He led out in early efforts to produce song books for those who believed as they did and kept up with trends in American church music, owning personal copies of the most recent hymnals.  In 1849, fourteen years before the formal organization of the Seventh-day Adventist church, he published his first hymnal, Hymns for God’s Peculiar People That Keep the Commandments of God and the Faith of Jesus, a compilation of 48 hymns. This first hymnal was a book of 58 pages, smaller than a 4X6 notecard in size, and contained words only.

In 1852 he published a hymnal which was commonly known as Advent and Sabbath Hymns.  It included Annie Smith’s “Long upon the Mountains Weary,” the first published hymn by Uriah Smith’s sister. In spite of the breadth of his interests, his founding of four church publications (Present Truth, The Second Advent Review and Sabbath Herald, The Youth’s Instructor, and The Signs of the Times) and many other commitments, White single-handedly edited and published four hymnals and five supplements between 1849 and 1863, the first to include music with some hymns being in 1855.
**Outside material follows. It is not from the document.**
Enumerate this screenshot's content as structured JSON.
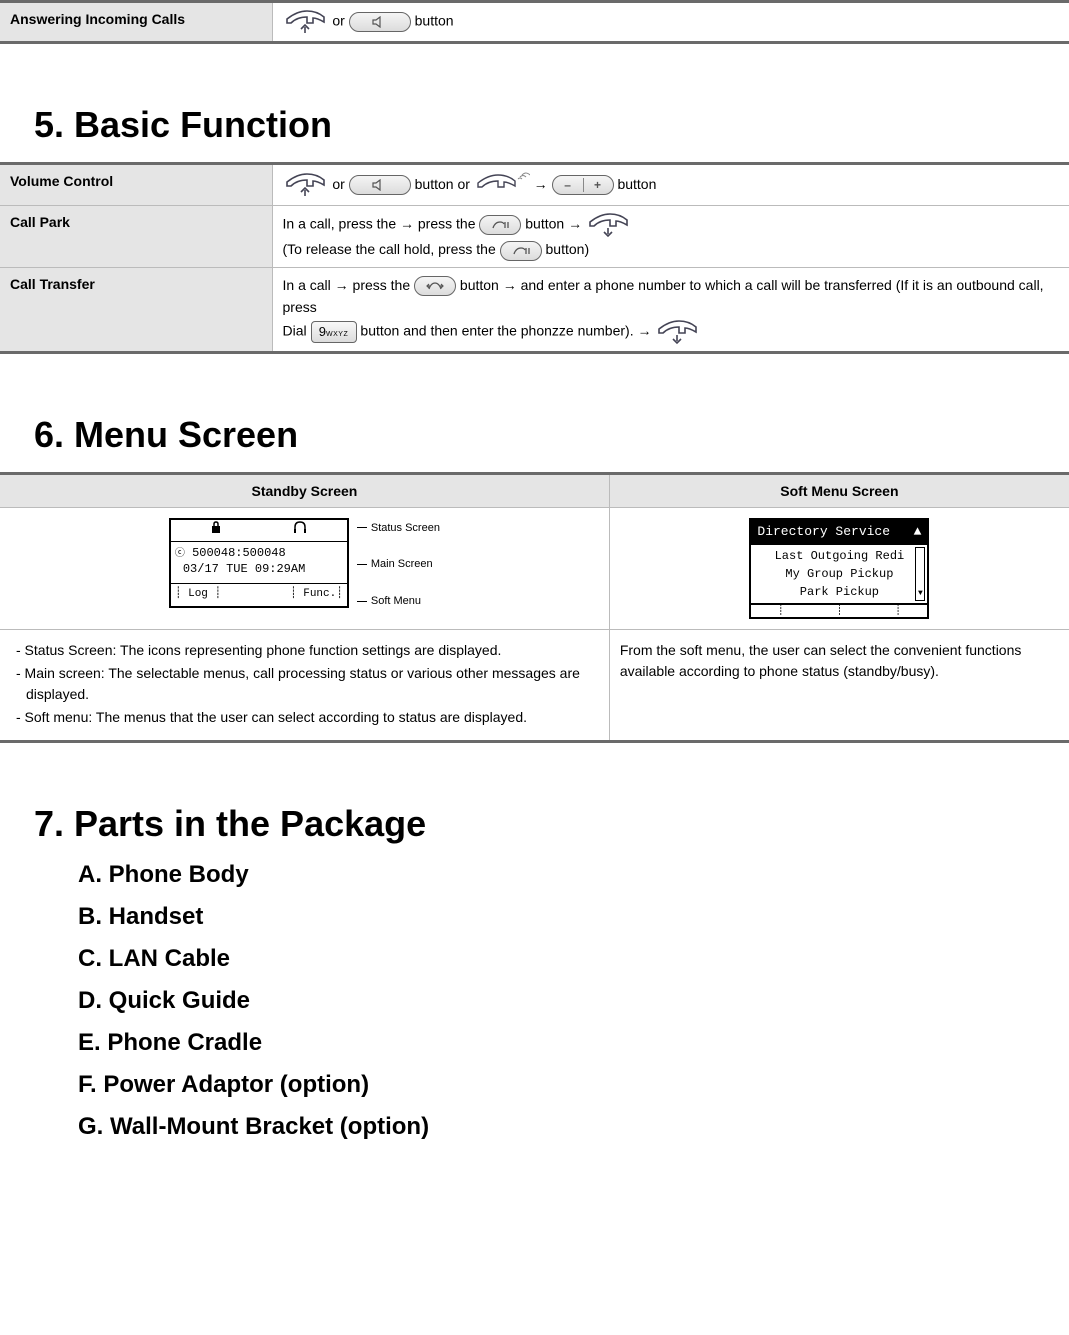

Early in his ministry, White would enter where he was scheduled to preach, walking from the rear of the room, robustly singing all eight verses of “You Will See Your Lord a coming” keeping time by tapping on his Bible. Other songs were also sung in this fashion to quiet those gathered, who were profoundly affected by this entrance.

Both he and Ellen would sing to fellow workers to encourage them when spirits were low. They passed their love of singing to their children and at least two of them were active musicians, James Edson assisting his father in the preparing of at least one compilation and then later playing a key role in the publication of other early Adventist hymnals.

About 1865, James experienced a stroke that nearly proved fatal. Even though he lived, subsequent smaller strokes prevented a full recovery. Despite impaired health, during the next fifteen years he served as General Conference President at different times for a total of ten years.   He was residing in Battle Creek, Michigan, when he died from pernicious malarial fever, two days after his sixtieth birthday.


Sources: Jewett Family Tree, Ancestory.com.; The Review and Herald, 9 August 1881, 104, 105; 16 August 1881, 120, 121; “Significant Mileposts in Seventh-day Adventist Hymnody,” a detailed listing available from the Adventist Heritage Center in the Andrews University James White Library; Virgil E. Robinson, James White, Review and Herald Publishing Association, 1976, 13-39, 145-150; Wayne Hooper and Edward E. White, Companion to the Seventh- Adventist Hymnal, Review and Herald Publishing Association, 1988; James R. Nix, “James White: Founding Father,” Adventist Review, 17 September 1987, 17; Bonnie Moyers, “What Preachers May Not Know About the Church Hymnal,” The Ministry, June 1976, 23, 24; Marilyn Thomsen, “Till Death Do Us Part,” Lake Union Herald, 19 July 1977, 4,5; SDA Commentary Reference Series, SDA Encyclopedia, Volume 10, 1966,1419-1422.